*** Data shown Section Begins ***

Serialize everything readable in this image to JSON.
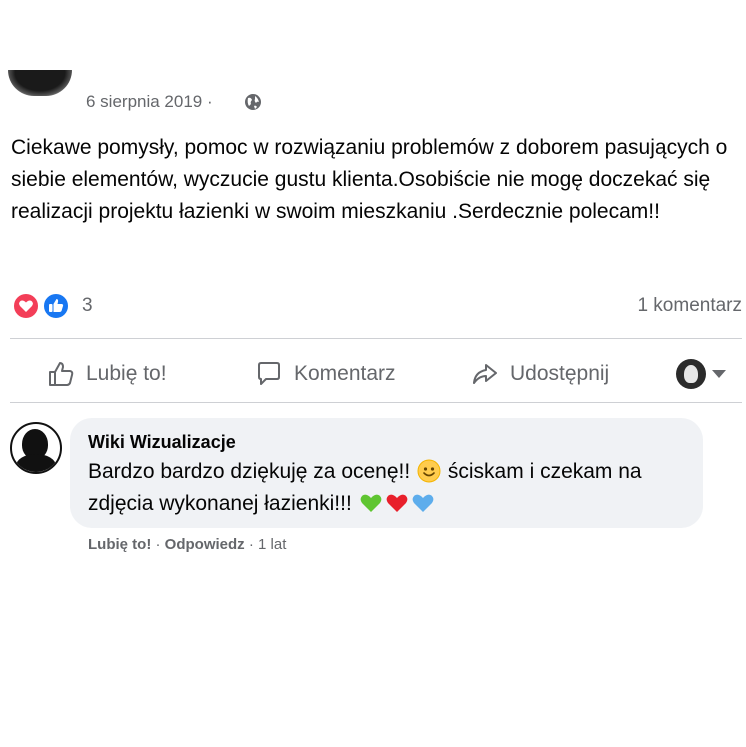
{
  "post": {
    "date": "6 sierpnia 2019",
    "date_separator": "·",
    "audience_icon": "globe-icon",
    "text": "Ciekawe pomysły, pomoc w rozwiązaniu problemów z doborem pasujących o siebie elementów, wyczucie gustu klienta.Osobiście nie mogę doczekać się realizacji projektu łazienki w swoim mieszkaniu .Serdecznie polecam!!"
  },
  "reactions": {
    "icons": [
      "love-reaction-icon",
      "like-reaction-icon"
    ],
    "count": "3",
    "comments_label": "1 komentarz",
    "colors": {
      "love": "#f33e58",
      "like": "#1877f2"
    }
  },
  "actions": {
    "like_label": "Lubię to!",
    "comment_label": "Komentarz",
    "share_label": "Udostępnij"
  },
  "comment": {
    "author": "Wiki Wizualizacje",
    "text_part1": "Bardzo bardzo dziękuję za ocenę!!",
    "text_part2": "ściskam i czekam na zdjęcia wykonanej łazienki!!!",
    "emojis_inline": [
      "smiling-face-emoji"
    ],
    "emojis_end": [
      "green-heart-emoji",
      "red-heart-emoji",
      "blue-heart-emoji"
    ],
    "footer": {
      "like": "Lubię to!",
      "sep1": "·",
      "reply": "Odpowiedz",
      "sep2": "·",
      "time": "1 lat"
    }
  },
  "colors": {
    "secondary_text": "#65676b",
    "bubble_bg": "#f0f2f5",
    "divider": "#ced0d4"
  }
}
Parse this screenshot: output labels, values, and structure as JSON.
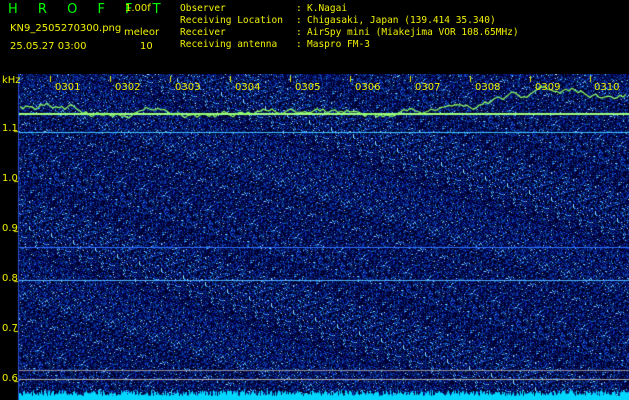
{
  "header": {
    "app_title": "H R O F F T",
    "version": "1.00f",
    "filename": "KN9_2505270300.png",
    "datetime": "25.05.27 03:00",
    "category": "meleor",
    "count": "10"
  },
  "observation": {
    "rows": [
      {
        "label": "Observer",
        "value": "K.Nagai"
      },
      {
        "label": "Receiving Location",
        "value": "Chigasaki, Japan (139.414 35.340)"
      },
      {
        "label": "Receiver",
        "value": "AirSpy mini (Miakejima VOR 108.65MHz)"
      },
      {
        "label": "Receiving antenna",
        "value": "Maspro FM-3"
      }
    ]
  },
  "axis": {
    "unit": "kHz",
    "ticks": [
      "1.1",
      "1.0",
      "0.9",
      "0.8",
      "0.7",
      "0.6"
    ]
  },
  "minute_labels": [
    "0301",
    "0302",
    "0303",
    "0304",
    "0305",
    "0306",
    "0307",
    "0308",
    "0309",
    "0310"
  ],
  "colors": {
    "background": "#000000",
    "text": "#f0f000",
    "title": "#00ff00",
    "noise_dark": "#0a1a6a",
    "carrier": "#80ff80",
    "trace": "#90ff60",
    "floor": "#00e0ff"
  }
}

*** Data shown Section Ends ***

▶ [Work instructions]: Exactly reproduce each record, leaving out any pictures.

▶ [Output of the task]:
Serialize everything readable in this image to JSON.
{
  "post": {
    "date": "6 sierpnia 2019",
    "date_separator": "·",
    "audience_icon": "globe-icon",
    "text": "Ciekawe pomysły, pomoc w rozwiązaniu problemów z doborem pasujących o siebie elementów, wyczucie gustu klienta.Osobiście nie mogę doczekać się realizacji projektu łazienki w swoim mieszkaniu .Serdecznie polecam!!"
  },
  "reactions": {
    "icons": [
      "love-reaction-icon",
      "like-reaction-icon"
    ],
    "count": "3",
    "comments_label": "1 komentarz",
    "colors": {
      "love": "#f33e58",
      "like": "#1877f2"
    }
  },
  "actions": {
    "like_label": "Lubię to!",
    "comment_label": "Komentarz",
    "share_label": "Udostępnij"
  },
  "comment": {
    "author": "Wiki Wizualizacje",
    "text_part1": "Bardzo bardzo dziękuję za ocenę!!",
    "text_part2": "ściskam i czekam na zdjęcia wykonanej łazienki!!!",
    "emojis_inline": [
      "smiling-face-emoji"
    ],
    "emojis_end": [
      "green-heart-emoji",
      "red-heart-emoji",
      "blue-heart-emoji"
    ],
    "footer": {
      "like": "Lubię to!",
      "sep1": "·",
      "reply": "Odpowiedz",
      "sep2": "·",
      "time": "1 lat"
    }
  },
  "colors": {
    "secondary_text": "#65676b",
    "bubble_bg": "#f0f2f5",
    "divider": "#ced0d4"
  }
}
Parse this screenshot: output labels, values, and structure as JSON.
{
  "header": {
    "app_title": "H R O F F T",
    "version": "1.00f",
    "filename": "KN9_2505270300.png",
    "datetime": "25.05.27 03:00",
    "category": "meleor",
    "count": "10"
  },
  "observation": {
    "rows": [
      {
        "label": "Observer",
        "value": "K.Nagai"
      },
      {
        "label": "Receiving Location",
        "value": "Chigasaki, Japan (139.414 35.340)"
      },
      {
        "label": "Receiver",
        "value": "AirSpy mini (Miakejima VOR 108.65MHz)"
      },
      {
        "label": "Receiving antenna",
        "value": "Maspro FM-3"
      }
    ]
  },
  "axis": {
    "unit": "kHz",
    "ticks": [
      "1.1",
      "1.0",
      "0.9",
      "0.8",
      "0.7",
      "0.6"
    ]
  },
  "minute_labels": [
    "0301",
    "0302",
    "0303",
    "0304",
    "0305",
    "0306",
    "0307",
    "0308",
    "0309",
    "0310"
  ],
  "colors": {
    "background": "#000000",
    "text": "#f0f000",
    "title": "#00ff00",
    "noise_dark": "#0a1a6a",
    "carrier": "#80ff80",
    "trace": "#90ff60",
    "floor": "#00e0ff"
  }
}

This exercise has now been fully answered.